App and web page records
*** Begin section ***
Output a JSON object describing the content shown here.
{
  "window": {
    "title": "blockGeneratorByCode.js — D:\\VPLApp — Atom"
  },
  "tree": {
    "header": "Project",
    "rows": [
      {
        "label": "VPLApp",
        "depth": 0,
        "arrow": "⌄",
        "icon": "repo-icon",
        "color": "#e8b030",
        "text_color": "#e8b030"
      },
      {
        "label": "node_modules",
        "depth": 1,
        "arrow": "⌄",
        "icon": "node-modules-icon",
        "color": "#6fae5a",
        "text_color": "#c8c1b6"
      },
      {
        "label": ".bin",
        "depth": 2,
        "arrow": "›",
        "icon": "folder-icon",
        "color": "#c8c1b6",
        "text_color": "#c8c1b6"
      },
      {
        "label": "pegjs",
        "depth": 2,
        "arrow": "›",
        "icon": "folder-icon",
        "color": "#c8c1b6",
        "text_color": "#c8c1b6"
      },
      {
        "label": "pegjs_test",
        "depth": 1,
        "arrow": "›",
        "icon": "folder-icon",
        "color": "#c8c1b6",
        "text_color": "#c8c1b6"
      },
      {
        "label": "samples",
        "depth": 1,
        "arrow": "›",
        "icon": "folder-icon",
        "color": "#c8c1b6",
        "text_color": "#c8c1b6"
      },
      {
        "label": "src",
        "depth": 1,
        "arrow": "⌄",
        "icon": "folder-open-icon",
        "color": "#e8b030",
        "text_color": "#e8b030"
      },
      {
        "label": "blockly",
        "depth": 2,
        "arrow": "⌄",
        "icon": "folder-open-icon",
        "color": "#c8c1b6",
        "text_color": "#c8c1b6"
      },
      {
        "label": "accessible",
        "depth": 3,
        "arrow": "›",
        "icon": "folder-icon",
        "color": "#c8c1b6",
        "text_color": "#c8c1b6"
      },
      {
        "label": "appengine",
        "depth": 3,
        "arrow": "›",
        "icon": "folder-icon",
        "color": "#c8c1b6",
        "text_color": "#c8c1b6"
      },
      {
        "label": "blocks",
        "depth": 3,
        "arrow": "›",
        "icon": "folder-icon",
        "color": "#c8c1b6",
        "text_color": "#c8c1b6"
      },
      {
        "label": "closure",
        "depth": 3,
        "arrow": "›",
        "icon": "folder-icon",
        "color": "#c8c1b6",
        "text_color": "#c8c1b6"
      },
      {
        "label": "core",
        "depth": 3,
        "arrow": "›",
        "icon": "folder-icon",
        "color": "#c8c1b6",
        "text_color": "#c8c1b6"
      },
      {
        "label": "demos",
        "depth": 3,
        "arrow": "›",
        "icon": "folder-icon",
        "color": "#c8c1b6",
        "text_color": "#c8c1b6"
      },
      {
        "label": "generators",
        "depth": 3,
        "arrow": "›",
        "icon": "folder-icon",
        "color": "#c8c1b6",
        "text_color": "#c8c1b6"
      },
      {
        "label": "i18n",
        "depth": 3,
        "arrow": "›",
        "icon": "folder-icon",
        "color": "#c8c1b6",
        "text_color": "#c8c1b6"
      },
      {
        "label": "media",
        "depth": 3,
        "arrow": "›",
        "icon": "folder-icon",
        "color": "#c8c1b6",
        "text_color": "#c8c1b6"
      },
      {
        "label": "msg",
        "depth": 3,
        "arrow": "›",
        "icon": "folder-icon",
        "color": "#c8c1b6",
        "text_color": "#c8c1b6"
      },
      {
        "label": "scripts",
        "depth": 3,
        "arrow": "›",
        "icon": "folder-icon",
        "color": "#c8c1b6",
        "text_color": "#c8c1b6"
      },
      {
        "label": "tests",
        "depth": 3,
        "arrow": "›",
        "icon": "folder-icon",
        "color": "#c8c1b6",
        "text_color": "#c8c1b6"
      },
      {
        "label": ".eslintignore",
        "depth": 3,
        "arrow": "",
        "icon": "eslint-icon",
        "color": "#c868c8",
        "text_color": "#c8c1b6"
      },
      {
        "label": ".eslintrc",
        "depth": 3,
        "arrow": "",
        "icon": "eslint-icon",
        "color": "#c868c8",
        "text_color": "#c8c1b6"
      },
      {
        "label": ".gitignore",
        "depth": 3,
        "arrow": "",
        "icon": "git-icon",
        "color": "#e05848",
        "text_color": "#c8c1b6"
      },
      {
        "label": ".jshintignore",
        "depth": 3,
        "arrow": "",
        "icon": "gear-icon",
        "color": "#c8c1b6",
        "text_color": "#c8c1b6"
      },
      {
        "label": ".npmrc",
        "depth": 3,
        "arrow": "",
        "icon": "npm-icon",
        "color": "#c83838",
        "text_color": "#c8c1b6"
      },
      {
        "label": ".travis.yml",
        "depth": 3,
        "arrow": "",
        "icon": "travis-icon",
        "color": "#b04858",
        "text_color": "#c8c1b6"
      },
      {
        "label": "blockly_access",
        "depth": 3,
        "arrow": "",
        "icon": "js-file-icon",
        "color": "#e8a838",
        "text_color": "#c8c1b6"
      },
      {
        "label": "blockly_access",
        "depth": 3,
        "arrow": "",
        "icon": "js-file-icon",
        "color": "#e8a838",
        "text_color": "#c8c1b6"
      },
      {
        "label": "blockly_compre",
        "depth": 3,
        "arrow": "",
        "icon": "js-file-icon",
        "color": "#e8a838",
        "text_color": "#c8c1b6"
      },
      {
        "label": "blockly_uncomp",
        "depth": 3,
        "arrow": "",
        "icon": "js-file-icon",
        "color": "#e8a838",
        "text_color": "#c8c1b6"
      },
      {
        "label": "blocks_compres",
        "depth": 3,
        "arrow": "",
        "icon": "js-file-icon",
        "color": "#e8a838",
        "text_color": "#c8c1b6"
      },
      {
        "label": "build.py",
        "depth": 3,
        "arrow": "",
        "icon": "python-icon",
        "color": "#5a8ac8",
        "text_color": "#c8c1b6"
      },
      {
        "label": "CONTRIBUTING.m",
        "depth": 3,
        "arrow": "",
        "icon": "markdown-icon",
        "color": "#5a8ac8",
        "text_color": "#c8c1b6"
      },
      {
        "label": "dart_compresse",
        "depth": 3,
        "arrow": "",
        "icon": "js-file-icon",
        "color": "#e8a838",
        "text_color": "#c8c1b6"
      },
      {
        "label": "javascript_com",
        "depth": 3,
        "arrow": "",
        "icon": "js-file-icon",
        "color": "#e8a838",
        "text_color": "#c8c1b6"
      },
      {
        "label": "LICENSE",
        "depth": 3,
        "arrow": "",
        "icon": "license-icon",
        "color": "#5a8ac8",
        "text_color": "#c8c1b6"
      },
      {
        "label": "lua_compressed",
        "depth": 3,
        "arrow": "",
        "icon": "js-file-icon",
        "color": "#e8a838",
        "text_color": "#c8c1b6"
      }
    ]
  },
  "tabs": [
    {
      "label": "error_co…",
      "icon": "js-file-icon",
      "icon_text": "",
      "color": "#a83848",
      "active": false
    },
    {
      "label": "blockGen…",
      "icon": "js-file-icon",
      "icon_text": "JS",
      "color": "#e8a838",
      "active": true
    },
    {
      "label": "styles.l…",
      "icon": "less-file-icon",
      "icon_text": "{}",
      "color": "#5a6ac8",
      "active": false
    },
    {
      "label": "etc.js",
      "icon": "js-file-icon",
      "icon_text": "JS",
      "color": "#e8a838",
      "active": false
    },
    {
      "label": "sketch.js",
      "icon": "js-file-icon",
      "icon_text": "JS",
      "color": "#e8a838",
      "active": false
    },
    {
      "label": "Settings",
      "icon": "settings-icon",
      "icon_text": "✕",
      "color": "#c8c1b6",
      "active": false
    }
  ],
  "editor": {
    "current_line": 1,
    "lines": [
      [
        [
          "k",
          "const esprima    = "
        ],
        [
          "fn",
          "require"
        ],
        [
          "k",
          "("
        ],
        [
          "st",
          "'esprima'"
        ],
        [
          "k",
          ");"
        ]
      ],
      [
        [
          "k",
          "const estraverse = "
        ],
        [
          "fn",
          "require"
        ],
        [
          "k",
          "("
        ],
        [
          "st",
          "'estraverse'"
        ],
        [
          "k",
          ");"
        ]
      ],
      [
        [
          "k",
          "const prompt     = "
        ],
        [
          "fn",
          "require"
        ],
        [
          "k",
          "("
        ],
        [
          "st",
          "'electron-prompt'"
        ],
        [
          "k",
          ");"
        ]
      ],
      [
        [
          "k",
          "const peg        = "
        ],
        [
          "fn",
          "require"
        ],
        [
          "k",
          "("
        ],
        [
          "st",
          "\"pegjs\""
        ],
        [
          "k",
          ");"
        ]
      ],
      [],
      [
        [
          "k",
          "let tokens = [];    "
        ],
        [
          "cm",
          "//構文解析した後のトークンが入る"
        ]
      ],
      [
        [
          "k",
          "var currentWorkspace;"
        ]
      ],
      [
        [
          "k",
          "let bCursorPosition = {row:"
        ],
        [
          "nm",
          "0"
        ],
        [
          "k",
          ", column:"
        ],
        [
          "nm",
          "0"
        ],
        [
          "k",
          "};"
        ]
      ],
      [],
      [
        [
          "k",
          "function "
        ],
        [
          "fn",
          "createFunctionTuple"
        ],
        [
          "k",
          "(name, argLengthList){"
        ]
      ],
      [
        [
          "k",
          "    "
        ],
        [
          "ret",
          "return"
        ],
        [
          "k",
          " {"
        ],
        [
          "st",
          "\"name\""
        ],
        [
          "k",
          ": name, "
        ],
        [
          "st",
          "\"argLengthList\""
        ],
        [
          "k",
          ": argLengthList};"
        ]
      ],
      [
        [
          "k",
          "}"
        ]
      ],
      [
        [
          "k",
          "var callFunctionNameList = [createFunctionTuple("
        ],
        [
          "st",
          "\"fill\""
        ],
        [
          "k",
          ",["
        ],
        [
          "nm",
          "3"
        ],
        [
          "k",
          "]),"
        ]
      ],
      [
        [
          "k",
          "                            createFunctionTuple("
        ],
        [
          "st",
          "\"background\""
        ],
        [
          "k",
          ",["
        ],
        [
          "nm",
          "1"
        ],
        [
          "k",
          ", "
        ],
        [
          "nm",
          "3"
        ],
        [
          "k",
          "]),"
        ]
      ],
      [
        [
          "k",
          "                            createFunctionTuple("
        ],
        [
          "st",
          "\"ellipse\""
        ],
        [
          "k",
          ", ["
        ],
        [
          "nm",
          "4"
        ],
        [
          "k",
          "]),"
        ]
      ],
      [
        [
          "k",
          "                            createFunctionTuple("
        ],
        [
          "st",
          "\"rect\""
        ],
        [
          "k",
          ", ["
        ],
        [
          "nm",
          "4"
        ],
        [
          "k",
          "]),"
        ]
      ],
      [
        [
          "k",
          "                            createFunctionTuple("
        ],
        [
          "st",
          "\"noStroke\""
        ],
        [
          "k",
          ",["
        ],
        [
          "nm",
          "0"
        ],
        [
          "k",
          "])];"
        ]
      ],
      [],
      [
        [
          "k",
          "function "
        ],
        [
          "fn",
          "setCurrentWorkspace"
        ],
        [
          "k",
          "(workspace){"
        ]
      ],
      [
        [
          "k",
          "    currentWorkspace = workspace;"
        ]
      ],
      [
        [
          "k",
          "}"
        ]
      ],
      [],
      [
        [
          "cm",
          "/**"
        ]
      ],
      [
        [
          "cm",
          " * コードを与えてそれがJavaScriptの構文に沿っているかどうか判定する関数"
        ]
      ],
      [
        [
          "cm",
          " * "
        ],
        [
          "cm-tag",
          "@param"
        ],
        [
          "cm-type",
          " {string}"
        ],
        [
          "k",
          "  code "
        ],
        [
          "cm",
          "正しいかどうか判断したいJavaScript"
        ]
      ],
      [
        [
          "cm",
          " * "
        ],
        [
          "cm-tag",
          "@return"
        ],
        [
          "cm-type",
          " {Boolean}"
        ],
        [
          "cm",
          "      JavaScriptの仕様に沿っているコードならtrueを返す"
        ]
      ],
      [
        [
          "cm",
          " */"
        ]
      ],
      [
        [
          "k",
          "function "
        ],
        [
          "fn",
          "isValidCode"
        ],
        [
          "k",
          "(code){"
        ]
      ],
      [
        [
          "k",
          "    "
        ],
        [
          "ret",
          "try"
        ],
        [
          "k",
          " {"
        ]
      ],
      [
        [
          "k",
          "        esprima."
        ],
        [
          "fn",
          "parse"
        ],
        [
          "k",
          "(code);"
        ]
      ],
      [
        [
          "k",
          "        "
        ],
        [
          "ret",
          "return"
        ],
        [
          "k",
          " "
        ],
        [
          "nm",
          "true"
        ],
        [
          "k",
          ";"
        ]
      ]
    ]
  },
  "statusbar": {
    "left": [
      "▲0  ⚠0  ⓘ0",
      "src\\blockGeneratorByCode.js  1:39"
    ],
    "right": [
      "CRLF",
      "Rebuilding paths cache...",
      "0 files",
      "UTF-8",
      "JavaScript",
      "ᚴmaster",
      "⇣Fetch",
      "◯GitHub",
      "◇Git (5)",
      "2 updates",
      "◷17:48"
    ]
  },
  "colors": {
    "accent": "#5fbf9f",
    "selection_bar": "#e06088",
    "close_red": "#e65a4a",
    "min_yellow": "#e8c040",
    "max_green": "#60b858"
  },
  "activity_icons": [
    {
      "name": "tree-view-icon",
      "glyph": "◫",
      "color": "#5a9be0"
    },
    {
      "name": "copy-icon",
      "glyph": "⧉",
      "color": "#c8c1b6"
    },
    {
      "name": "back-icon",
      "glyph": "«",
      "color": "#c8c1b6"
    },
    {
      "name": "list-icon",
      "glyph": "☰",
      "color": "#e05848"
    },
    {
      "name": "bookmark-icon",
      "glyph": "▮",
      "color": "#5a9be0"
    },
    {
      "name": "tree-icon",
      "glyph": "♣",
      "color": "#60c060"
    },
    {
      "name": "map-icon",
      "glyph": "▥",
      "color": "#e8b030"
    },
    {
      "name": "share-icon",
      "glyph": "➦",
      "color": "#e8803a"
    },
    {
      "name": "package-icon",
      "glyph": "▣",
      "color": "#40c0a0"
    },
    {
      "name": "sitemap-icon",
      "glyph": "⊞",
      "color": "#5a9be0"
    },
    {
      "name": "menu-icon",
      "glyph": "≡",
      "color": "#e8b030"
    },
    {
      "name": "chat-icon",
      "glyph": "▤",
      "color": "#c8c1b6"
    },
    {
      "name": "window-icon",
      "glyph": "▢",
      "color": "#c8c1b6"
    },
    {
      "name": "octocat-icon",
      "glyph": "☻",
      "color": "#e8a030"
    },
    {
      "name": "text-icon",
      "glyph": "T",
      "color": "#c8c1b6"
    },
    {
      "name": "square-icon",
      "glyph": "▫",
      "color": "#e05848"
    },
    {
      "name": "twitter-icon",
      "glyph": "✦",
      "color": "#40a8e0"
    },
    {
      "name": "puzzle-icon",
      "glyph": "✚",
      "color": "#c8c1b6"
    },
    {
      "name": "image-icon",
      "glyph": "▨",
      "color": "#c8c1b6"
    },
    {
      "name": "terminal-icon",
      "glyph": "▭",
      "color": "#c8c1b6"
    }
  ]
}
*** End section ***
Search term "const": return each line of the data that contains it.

          "const esprima    = "
          "const estraverse = "
          "const prompt     = "
          "const peg        = "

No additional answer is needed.